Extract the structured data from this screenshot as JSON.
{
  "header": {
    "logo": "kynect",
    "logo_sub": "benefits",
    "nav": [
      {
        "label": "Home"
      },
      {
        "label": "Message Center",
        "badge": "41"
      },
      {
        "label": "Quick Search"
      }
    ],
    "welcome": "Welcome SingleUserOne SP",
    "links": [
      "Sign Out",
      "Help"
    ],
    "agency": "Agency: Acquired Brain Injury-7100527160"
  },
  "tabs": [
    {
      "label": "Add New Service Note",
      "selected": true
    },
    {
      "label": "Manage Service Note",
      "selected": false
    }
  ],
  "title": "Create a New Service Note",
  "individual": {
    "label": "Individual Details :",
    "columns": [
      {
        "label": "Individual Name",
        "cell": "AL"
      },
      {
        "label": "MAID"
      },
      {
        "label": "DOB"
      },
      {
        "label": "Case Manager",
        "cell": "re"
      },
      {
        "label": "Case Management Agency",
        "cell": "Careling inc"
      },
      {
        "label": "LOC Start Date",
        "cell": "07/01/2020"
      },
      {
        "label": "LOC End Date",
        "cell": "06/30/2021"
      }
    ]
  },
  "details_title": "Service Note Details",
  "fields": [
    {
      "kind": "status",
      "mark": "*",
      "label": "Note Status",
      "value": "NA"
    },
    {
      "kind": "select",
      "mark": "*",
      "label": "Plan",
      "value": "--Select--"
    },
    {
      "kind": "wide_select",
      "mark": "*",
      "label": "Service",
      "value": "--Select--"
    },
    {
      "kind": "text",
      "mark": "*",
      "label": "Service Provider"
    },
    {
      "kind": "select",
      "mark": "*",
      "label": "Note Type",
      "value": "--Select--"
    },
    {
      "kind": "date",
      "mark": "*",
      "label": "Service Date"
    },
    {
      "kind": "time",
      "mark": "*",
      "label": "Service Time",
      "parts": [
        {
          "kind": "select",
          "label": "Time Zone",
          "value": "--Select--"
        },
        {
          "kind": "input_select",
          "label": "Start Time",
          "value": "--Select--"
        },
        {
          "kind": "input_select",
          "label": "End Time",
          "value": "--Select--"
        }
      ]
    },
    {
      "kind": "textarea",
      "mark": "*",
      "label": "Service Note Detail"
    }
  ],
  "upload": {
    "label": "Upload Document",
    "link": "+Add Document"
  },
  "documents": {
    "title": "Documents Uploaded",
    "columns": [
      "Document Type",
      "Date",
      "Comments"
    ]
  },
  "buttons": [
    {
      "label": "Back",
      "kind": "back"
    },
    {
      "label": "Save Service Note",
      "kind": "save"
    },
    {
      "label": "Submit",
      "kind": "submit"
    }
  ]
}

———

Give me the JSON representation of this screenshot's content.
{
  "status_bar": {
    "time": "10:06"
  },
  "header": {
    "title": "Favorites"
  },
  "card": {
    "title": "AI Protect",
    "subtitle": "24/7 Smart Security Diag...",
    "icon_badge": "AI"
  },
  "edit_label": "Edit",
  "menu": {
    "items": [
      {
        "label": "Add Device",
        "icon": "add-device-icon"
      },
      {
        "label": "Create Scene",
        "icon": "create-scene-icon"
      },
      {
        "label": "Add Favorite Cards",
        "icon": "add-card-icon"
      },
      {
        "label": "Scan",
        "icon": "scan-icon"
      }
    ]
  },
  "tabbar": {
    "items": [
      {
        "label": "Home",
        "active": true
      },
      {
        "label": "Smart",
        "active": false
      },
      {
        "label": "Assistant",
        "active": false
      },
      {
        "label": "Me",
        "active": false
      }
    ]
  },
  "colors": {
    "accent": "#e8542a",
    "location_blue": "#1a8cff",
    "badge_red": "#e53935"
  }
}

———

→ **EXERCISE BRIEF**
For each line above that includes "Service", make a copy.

→ **SOLUTION TO THE PROBLEM**
      "label": "Add New Service Note",
      "label": "Manage Service Note",
  "title": "Create a New Service Note",
  "details_title": "Service Note Details",
      "label": "Service",
      "label": "Service Provider"
      "label": "Service Date"
      "label": "Service Time",
      "label": "Service Note Detail"
      "label": "Save Service Note",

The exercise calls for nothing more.